**** MATERIALS PROVIDED

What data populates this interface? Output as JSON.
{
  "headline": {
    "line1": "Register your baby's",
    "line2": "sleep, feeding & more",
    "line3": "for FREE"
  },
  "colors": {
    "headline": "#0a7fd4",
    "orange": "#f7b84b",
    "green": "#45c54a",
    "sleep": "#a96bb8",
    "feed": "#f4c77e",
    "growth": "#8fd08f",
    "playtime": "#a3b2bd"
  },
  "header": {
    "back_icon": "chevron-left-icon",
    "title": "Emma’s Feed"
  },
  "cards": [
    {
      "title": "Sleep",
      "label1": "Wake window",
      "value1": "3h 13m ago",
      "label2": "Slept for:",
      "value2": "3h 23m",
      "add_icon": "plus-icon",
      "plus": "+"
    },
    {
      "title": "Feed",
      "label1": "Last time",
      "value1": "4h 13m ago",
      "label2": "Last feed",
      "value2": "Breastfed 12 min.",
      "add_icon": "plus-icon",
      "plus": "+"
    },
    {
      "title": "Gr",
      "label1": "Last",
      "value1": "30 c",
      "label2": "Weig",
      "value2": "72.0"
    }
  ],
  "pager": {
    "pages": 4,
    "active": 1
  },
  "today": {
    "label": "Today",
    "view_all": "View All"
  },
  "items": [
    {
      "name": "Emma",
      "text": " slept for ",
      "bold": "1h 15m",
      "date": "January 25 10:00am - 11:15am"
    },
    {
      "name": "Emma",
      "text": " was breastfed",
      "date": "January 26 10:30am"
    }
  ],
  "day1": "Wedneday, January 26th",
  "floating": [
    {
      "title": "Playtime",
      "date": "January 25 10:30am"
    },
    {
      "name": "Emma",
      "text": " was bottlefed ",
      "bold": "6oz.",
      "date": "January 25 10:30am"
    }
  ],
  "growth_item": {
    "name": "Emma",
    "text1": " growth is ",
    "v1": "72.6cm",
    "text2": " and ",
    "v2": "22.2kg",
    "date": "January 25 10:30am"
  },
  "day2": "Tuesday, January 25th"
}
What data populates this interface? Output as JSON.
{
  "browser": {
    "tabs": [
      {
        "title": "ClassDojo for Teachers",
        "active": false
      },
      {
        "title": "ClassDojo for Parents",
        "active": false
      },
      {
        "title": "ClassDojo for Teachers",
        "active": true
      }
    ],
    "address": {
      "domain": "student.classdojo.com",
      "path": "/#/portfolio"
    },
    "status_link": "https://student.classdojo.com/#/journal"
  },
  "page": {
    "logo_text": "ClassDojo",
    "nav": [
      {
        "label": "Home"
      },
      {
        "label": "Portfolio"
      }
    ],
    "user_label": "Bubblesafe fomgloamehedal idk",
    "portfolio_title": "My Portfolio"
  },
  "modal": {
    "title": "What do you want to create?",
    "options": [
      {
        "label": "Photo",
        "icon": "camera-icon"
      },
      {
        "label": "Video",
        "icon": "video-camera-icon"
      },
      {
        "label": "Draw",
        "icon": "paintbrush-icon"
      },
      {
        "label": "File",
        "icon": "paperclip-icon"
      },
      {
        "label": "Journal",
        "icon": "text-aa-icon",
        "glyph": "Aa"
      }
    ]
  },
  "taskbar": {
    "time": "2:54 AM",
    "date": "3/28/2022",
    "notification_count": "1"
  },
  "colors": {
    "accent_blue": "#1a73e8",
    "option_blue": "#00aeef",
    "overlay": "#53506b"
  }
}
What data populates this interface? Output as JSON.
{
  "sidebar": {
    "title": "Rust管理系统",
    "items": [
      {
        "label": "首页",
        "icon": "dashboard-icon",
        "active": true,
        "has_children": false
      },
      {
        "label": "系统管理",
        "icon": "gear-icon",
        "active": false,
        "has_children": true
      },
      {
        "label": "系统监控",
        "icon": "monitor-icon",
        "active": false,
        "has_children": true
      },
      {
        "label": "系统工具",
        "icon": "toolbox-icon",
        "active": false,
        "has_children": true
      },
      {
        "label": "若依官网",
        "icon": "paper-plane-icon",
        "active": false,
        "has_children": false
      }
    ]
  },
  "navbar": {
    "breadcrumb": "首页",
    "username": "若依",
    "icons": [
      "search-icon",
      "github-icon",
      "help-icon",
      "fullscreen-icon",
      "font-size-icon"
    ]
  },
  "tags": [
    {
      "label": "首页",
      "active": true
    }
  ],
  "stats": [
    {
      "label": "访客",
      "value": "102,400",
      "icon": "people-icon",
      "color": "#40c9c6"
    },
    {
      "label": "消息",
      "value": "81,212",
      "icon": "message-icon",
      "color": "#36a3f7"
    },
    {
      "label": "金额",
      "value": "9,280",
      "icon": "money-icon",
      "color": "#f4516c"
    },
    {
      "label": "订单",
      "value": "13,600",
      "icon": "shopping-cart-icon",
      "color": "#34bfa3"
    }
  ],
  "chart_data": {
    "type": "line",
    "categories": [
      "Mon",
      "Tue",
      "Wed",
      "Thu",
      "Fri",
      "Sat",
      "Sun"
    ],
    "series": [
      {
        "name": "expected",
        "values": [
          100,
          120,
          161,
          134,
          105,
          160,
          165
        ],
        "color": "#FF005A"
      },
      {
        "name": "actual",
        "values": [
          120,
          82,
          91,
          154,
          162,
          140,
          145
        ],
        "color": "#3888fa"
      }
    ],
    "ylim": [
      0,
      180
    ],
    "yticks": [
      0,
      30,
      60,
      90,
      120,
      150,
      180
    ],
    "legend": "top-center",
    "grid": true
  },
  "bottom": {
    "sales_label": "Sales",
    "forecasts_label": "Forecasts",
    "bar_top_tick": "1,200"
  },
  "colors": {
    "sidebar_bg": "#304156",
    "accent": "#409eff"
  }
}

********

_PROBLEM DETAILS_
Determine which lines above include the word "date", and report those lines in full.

_TASK OUTPUT_
      "date": "January 25 10:00am - 11:15am"
      "date": "January 26 10:30am"
      "date": "January 25 10:30am"
      "date": "January 25 10:30am"
    "date": "January 25 10:30am"
    "date": "3/28/2022",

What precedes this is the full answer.